Buenrostro grounds his second or successive motion in subsection (2), contending that the Supreme Court's recent decisions in Martinez v. Ryan, ___ U.S. ___, 132 S.Ct. 1309, 182 L.Ed.2d 272 (2012), Missouri v. Frye, ___ U.S. ___, 132 S.Ct. 1399, 182 L.Ed.2d 379 (2012), and Lafler v. Cooper, ___ U.S. ___, 132 S.Ct. 1376, 182 L.Ed.2d. 398 (2012), constitute new rules of constitutional law. This contention fails.

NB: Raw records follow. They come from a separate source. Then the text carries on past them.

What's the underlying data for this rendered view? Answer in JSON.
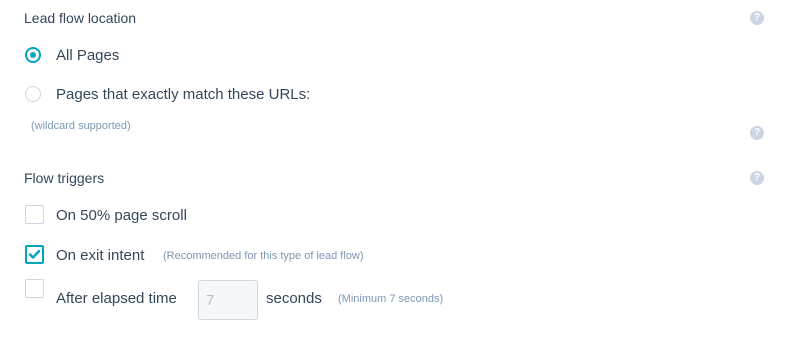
{
  "lead_flow_location": {
    "title": "Lead flow location",
    "help_icon": "question-icon",
    "options": [
      {
        "label": "All Pages",
        "selected": true
      },
      {
        "label": "Pages that exactly match these URLs:",
        "selected": false
      }
    ],
    "hint": "(wildcard supported)"
  },
  "flow_triggers": {
    "title": "Flow triggers",
    "help_icon": "question-icon",
    "scroll": {
      "label": "On 50% page scroll",
      "checked": false
    },
    "exit_intent": {
      "label": "On exit intent",
      "hint": "(Recommended for this type of lead flow)",
      "checked": true
    },
    "elapsed": {
      "label": "After elapsed time",
      "value": "7",
      "unit": "seconds",
      "hint": "(Minimum 7 seconds)",
      "checked": false
    }
  },
  "colors": {
    "accent": "#00a4bd",
    "text": "#33475b",
    "muted": "#7c98b6",
    "border": "#cbd6e2"
  }
}
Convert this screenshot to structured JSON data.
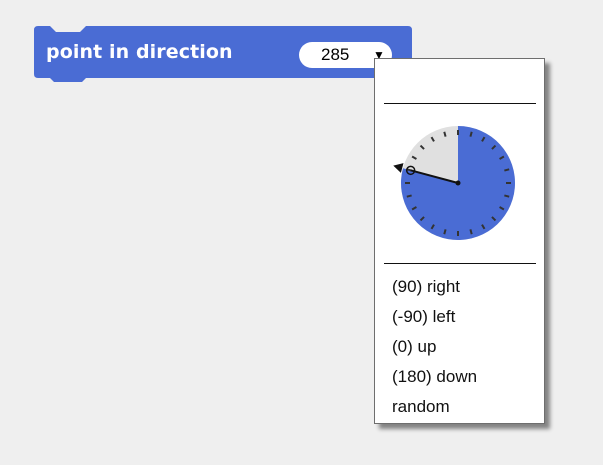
{
  "block": {
    "label": "point in direction",
    "value": "285",
    "color": "#4a6cd4",
    "dropdown_icon": "caret-down-icon"
  },
  "menu": {
    "dial": {
      "direction_degrees": 285,
      "fill_color": "#4a6cd4",
      "track_color": "#e0e0e0"
    },
    "items": [
      {
        "label": "(90) right"
      },
      {
        "label": "(-90) left"
      },
      {
        "label": "(0) up"
      },
      {
        "label": "(180) down"
      },
      {
        "label": "random"
      }
    ]
  }
}
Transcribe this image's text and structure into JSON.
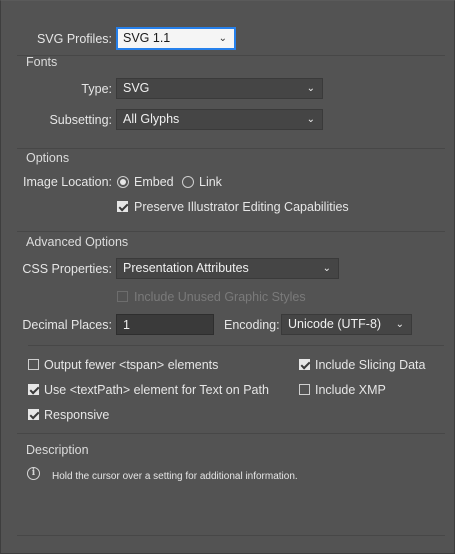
{
  "svg_profiles": {
    "label": "SVG Profiles:",
    "value": "SVG 1.1"
  },
  "fonts": {
    "title": "Fonts",
    "type": {
      "label": "Type:",
      "value": "SVG"
    },
    "subsetting": {
      "label": "Subsetting:",
      "value": "All Glyphs"
    }
  },
  "options": {
    "title": "Options",
    "image_location_label": "Image Location:",
    "embed_label": "Embed",
    "link_label": "Link",
    "selected": "Embed",
    "preserve_label": "Preserve Illustrator Editing Capabilities",
    "preserve_checked": true
  },
  "advanced": {
    "title": "Advanced Options",
    "css_label": "CSS Properties:",
    "css_value": "Presentation Attributes",
    "include_unused_label": "Include Unused Graphic Styles",
    "decimal_label": "Decimal Places:",
    "decimal_value": "1",
    "encoding_label": "Encoding:",
    "encoding_value": "Unicode (UTF-8)",
    "checks": {
      "fewer_tspan": {
        "label": "Output fewer <tspan> elements",
        "checked": false
      },
      "textpath": {
        "label": "Use <textPath> element for Text on Path",
        "checked": true
      },
      "responsive": {
        "label": "Responsive",
        "checked": true
      },
      "slicing": {
        "label": "Include Slicing Data",
        "checked": true
      },
      "xmp": {
        "label": "Include XMP",
        "checked": false
      }
    }
  },
  "description": {
    "title": "Description",
    "text": "Hold the cursor over a setting for additional information."
  },
  "icons": {
    "chevron": "chevron-down-icon",
    "info": "info-icon"
  },
  "colors": {
    "background": "#535353",
    "focus": "#2680eb"
  }
}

First, Martinez cannot form the basis for an application for a second or successive motion because it did not announce a new rule of constitutional law. In Martinez, the Supreme Court noted that Coleman v. Thompson, 501 U.S. 722, 746-47 (1991), held that "an attorney's negligence in a post-conviction proceeding does not establish cause" to excuse procedural default. See 132 S.Ct. at 1319. The Court recognized that Coleman "left open . . . a question of constitutional law: whether a prisoner has a right to effective counsel in collateral proceedings which provide the first occasion to raise a claim of ineffective assistance at trial." See id. at 1315. However, the Court did not resolve this constitutional question in Martinez. Id. Instead, the Court "qualifie[d] Coleman by recognizing a narrow exception: inadequate assistance of counsel at initial-review collateral proceedings may establish cause for a prisoner's procedural default of a claim of ineffective assistance at trial." See id. The Court characterized its decision as an "equitable ruling," and not a constitutional one. See id. at 1319. Thus, Martinez did not decide a new rule of constitutional law as required to grant an application under 28 U.S.C. § 2255.

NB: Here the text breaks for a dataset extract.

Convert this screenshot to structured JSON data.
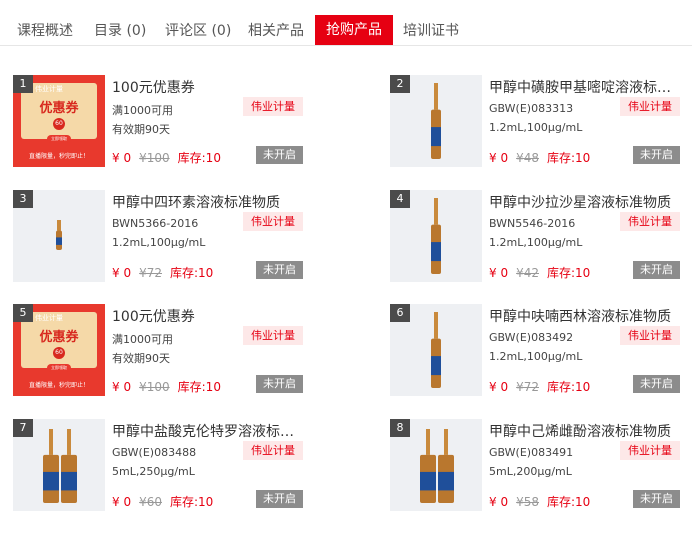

Second, Martinez cannot form the basis for Buenrostro's application because Martinez concerns procedural default based on ineffective assistance of habeas counsel in state habeas proceedings. See id. (stating "[w]here, under state law, claims of ineffective assistance of trial counsel must be raised in an initial-review collateral proceeding, a procedural default will not bar a federal habeas court from hearing a substantial claim of ineffective assistance at trial if, in the initial-review collateral proceeding, there was no counsel or counsel in that proceeding was ineffective."). Here, Buenrostro is a federal prisoner who wishes to collaterally attack the legality of his federal conviction or sentence under 28 U.S.C. § 2255. Martinez is inapplicable to federal convictions and thus inapplicable to Buenrostro's application.

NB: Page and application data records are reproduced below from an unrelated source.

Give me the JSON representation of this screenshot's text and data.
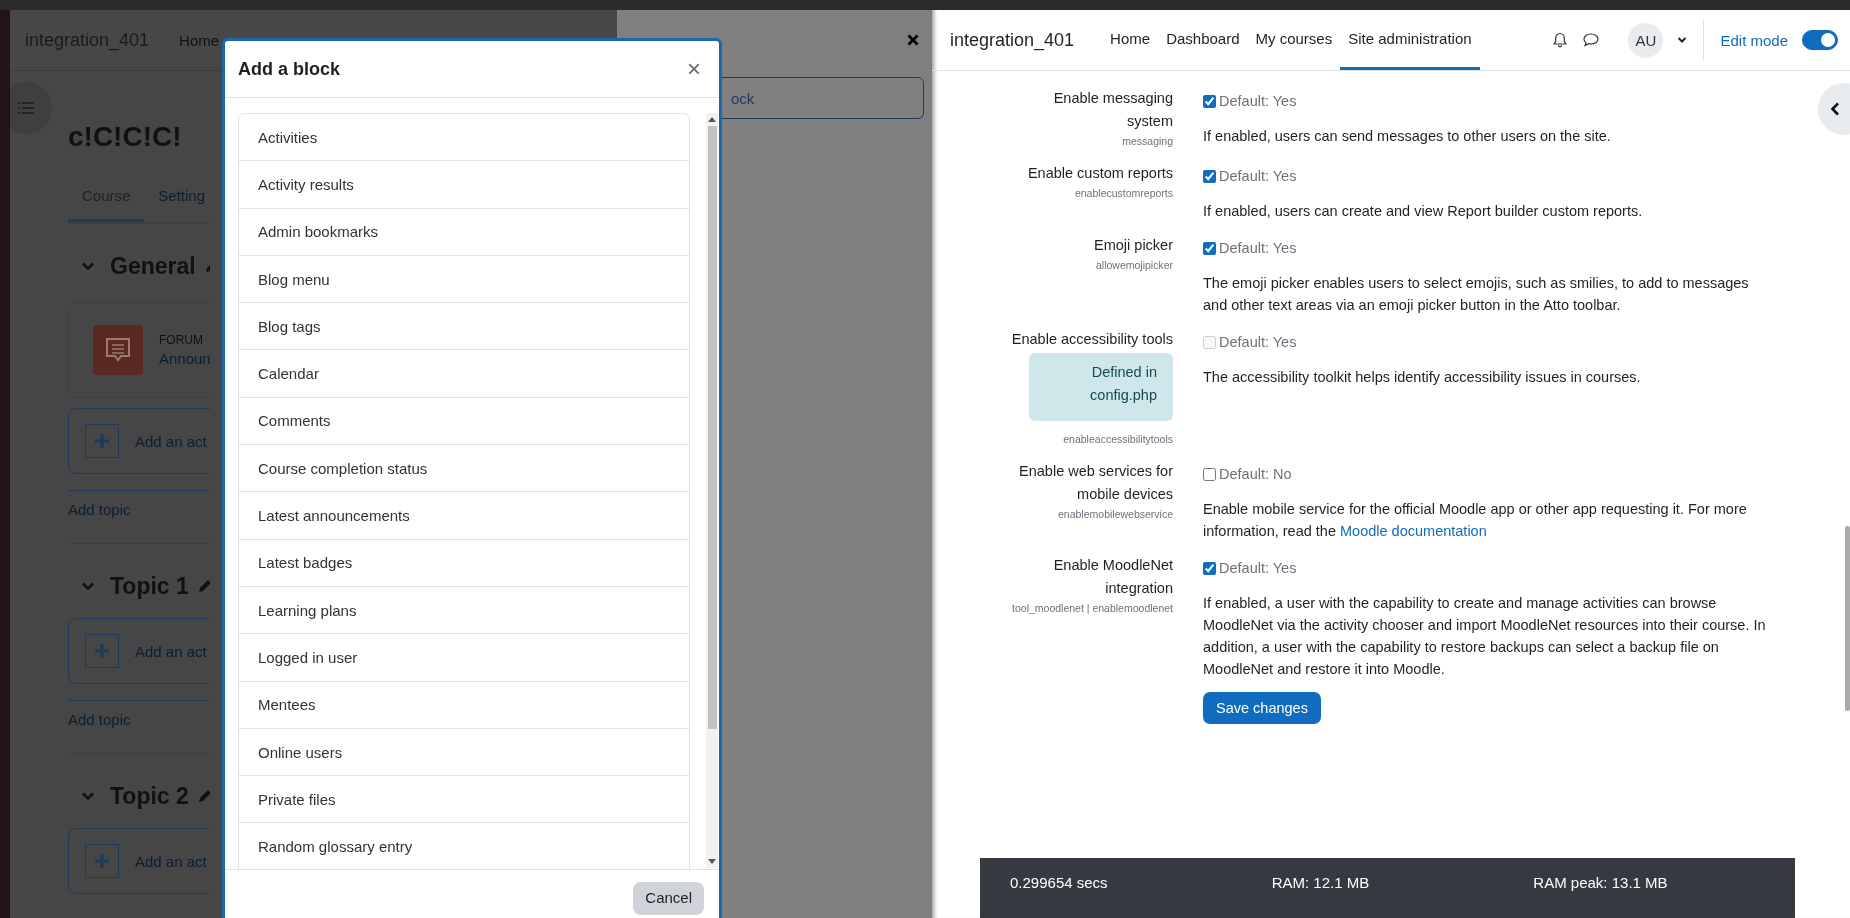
{
  "left_window": {
    "site_name": "integration_401",
    "nav": [
      {
        "label": "Home"
      }
    ],
    "course_title": "c!C!C!C!",
    "tabs": [
      {
        "label": "Course",
        "selected": true
      },
      {
        "label": "Setting",
        "selected": false
      }
    ],
    "sections": [
      {
        "title": "General",
        "expanded": true,
        "activities": [
          {
            "type_label": "FORUM",
            "name": "Announ"
          }
        ],
        "add_activity": "Add an act",
        "add_topic": "Add topic"
      },
      {
        "title": "Topic 1",
        "expanded": true,
        "add_activity": "Add an act",
        "add_topic": "Add topic"
      },
      {
        "title": "Topic 2",
        "expanded": true,
        "add_activity": "Add an act"
      }
    ],
    "drawer": {
      "button_text": "ock"
    }
  },
  "modal": {
    "title": "Add a block",
    "close": "×",
    "items": [
      {
        "label": "Activities"
      },
      {
        "label": "Activity results"
      },
      {
        "label": "Admin bookmarks"
      },
      {
        "label": "Blog menu"
      },
      {
        "label": "Blog tags"
      },
      {
        "label": "Calendar"
      },
      {
        "label": "Comments"
      },
      {
        "label": "Course completion status"
      },
      {
        "label": "Latest announcements"
      },
      {
        "label": "Latest badges"
      },
      {
        "label": "Learning plans"
      },
      {
        "label": "Logged in user"
      },
      {
        "label": "Mentees"
      },
      {
        "label": "Online users"
      },
      {
        "label": "Private files"
      },
      {
        "label": "Random glossary entry"
      }
    ],
    "cancel": "Cancel"
  },
  "right_window": {
    "site_name": "integration_401",
    "nav": [
      {
        "label": "Home",
        "selected": false
      },
      {
        "label": "Dashboard",
        "selected": false
      },
      {
        "label": "My courses",
        "selected": false
      },
      {
        "label": "Site administration",
        "selected": true
      }
    ],
    "avatar": "AU",
    "edit_mode": {
      "label": "Edit mode",
      "on": true
    },
    "settings": [
      {
        "label": "Enable messaging system",
        "key": "messaging",
        "checked": true,
        "disabled": false,
        "default": "Default: Yes",
        "description": "If enabled, users can send messages to other users on the site."
      },
      {
        "label": "Enable custom reports",
        "key": "enablecustomreports",
        "checked": true,
        "disabled": false,
        "default": "Default: Yes",
        "description": "If enabled, users can create and view Report builder custom reports."
      },
      {
        "label": "Emoji picker",
        "key": "allowemojipicker",
        "checked": true,
        "disabled": false,
        "default": "Default: Yes",
        "description": "The emoji picker enables users to select emojis, such as smilies, to add to messages and other text areas via an emoji picker button in the Atto toolbar."
      },
      {
        "label": "Enable accessibility tools",
        "locked_note": "Defined in config.php",
        "key": "enableaccessibilitytools",
        "checked": false,
        "disabled": true,
        "default": "Default: Yes",
        "description": "The accessibility toolkit helps identify accessibility issues in courses."
      },
      {
        "label": "Enable web services for mobile devices",
        "key": "enablemobilewebservice",
        "checked": false,
        "disabled": false,
        "default": "Default: No",
        "description": "Enable mobile service for the official Moodle app or other app requesting it. For more information, read the",
        "link": "Moodle documentation"
      },
      {
        "label": "Enable MoodleNet integration",
        "key": "tool_moodlenet | enablemoodlenet",
        "checked": true,
        "disabled": false,
        "default": "Default: Yes",
        "description": "If enabled, a user with the capability to create and manage activities can browse MoodleNet via the activity chooser and import MoodleNet resources into their course. In addition, a user with the capability to restore backups can select a backup file on MoodleNet and restore it into Moodle."
      }
    ],
    "save_button": "Save changes",
    "footer": [
      "0.299654 secs",
      "RAM: 12.1 MB",
      "RAM peak: 13.1 MB"
    ]
  }
}
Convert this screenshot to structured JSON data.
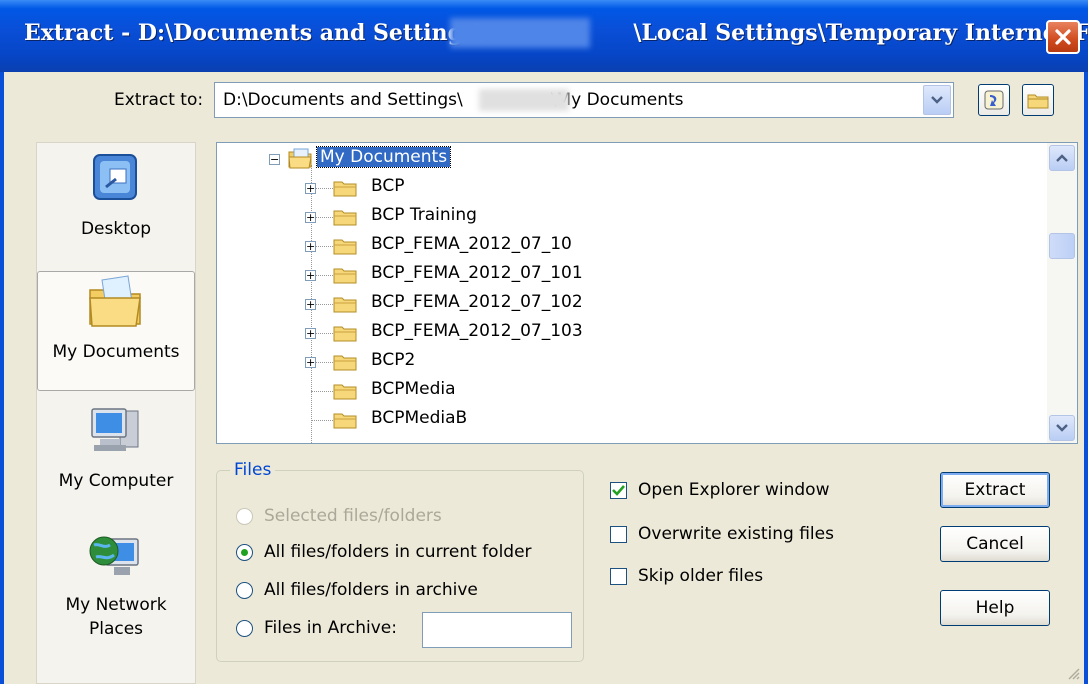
{
  "window": {
    "title_prefix": "Extract - D:\\Documents and Settings\\",
    "title_suffix": "\\Local Settings\\Temporary Internet Fil..."
  },
  "extract_to": {
    "label": "Extract to:",
    "path_prefix": "D:\\Documents and Settings\\",
    "path_suffix": "\\My Documents"
  },
  "places": [
    {
      "label": "Desktop",
      "icon": "desktop-icon"
    },
    {
      "label": "My Documents",
      "icon": "my-documents-icon",
      "selected": true
    },
    {
      "label": "My Computer",
      "icon": "my-computer-icon"
    },
    {
      "label": "My Network Places",
      "icon": "network-places-icon"
    }
  ],
  "tree": {
    "root": "My Documents",
    "items": [
      {
        "label": "BCP",
        "expandable": true
      },
      {
        "label": "BCP Training",
        "expandable": true
      },
      {
        "label": "BCP_FEMA_2012_07_10",
        "expandable": true
      },
      {
        "label": "BCP_FEMA_2012_07_101",
        "expandable": true
      },
      {
        "label": "BCP_FEMA_2012_07_102",
        "expandable": true
      },
      {
        "label": "BCP_FEMA_2012_07_103",
        "expandable": true
      },
      {
        "label": "BCP2",
        "expandable": true
      },
      {
        "label": "BCPMedia",
        "expandable": false
      },
      {
        "label": "BCPMediaB",
        "expandable": false
      }
    ]
  },
  "files_group": {
    "title": "Files",
    "options": [
      {
        "label": "Selected files/folders",
        "checked": false,
        "disabled": true
      },
      {
        "label": "All files/folders in current folder",
        "checked": true,
        "disabled": false
      },
      {
        "label": "All files/folders in archive",
        "checked": false,
        "disabled": false
      },
      {
        "label": "Files in Archive:",
        "checked": false,
        "disabled": false
      }
    ],
    "files_in_archive_value": ""
  },
  "options": [
    {
      "label": "Open Explorer window",
      "checked": true
    },
    {
      "label": "Overwrite existing files",
      "checked": false
    },
    {
      "label": "Skip older files",
      "checked": false
    }
  ],
  "buttons": {
    "extract": "Extract",
    "cancel": "Cancel",
    "help": "Help"
  }
}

Finally, neither Frye nor Lafler can form the basis for an application for a second or successive motion because neither case decided a new rule of constitutional law. The Supreme Court in both cases merely applied the Sixth Amendment right to effective assistance of counsel according to the test articulated in Strickland v. Washington, 466 U.S. 668, 686, 104 S.Ct. 2052, 2063, 80 L.Ed.2d 674 (1984), and established in the plea-bargaining context in Hill v. Lockhart, 474 U.S. 52, 106 S.Ct. 366, 88 L.Ed.2d 203 (1985). See Frye, 132 S.Ct. at 1404-08 (stating "[t]his application of Strickland to the instances of an uncommunicated, lapsed plea does nothing to alter the standard laid out in Hill); Lafler, 132 S.Ct. at 1384 (stating that the "question for this Court is how to apply Strickland's prejudice test where ineffective assistance results in a rejection of the plea offer and the defendant is convicted at the ensuing trial.") Because the Court in Frye and Lafler repeatedly noted its application of an established rule to the underlying facts, these cases did not break new ground or impose a new obligation on the State or Federal Government. Therefore, we join the Eleventh Circuit in concluding that neither case decided a new rule of constitutional law. See In re Perez, 682 F.3d 930, 933-34 (11th Cir. 2012).
Buenrostro has not made the showing necessary for this court to grant his application because Martinez, Frye, and Lafler did not decide a new rule of constitutional law as required under 28 U.S.C. § 2255, and because Martinez is not applicable to Buenrostro's application for authorization to file a second or successive motion. Accordingly, his application is denied.
The pending motions for release pending review and counsel are denied as moot.